The kids and I recently found a baby bird lying on the side of my parents’ driveway. It was probably old enough to fly, at least a little bit, but it wasn’t moving very much. I didn’t say it to my children, but I thought it was dying. A few hours later when we were leaving, the bird was gone. “It flew away!” the boys exclaimed.
I’ll never know whether my mother moved the bird so they would think that, but I didn’t ask her. I wanted to believe it flew away too. I still wanted my mom to take care of me. When you get married, you feel like such a grownup. When you get divorced, you need your mommy again.
All the things I did when I got married made me feel like an adult. Referring to “my husband,” signing the papers to buy a house, giving our first dinner party – I believed I had crossed some threshold into adulthood, never to return to dependence on my parents.
But when Drew left, I suddenly felt like a little girl again. Getting up to make breakfast for my kids, I felt like a fraud – like I was trying on my mom’s makeup and heels – even though I had made them breakfast a thousand times before. When I made an appointment with an attorney to represent me in the divorce, I wanted to bring my parents with me. I realized that wouldn’t look very mature, and I reluctantly went alone.
A spouse fills so many spaces left open by parents. My husband gave me reassurance that I was loved, like my dad. He told me my outfit was perfect on the first day of my new job, like my mom. He let me be the baby sometimes when life seemed too much and I wanted to stay in bed rather than get up and fulfill my adult responsibilities.
When you’re suddenly the only parent in the house, it can be scary. I have to pay all the bills. I have to decide who to call when the pipe bursts. I have to tell my kids, no, they can’t watch that movie that “everyone else” saw. The worst is those late nights when one of your children is sick. No, the worst is those late nights when you’re sick AND your kids are sick.
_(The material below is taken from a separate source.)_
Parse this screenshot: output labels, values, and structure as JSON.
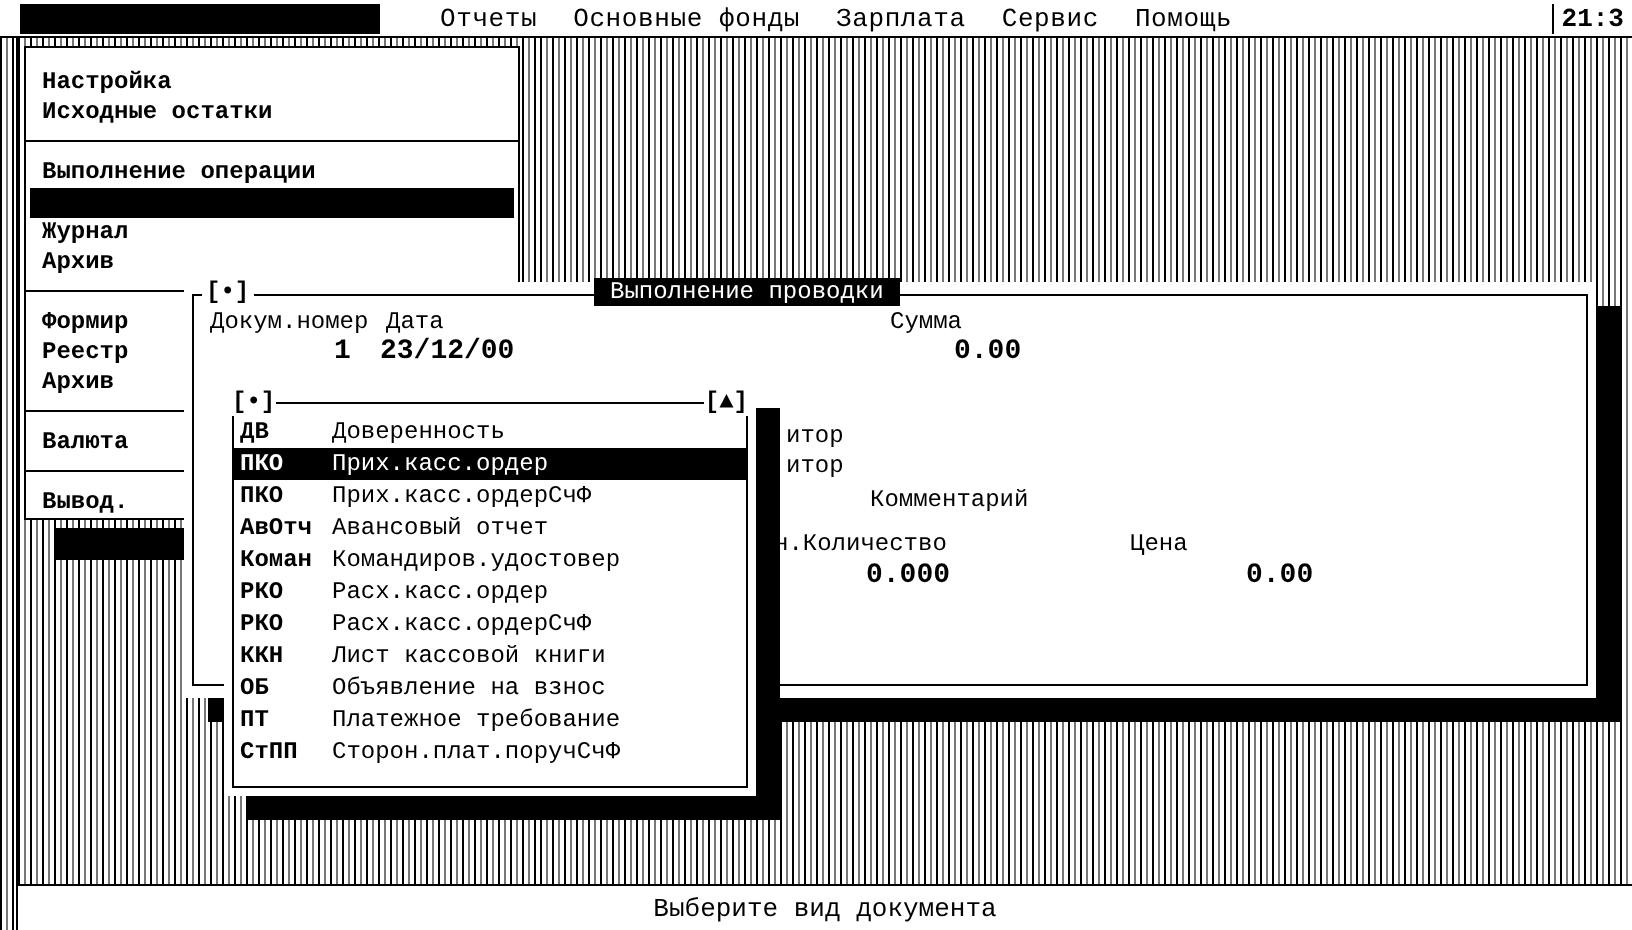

The fact is, getting divorced made me grow up much more than getting married ever did. Getting married meant going from the support system of my parents to that of my husband. Getting divorced meant I was finally going to have to figure it out on my own. Luckily, my parents are only an hour away, and my mom still lets me be a kid sometimes, even if it’s just preserving the fantasy that nothing bad happens to baby birds.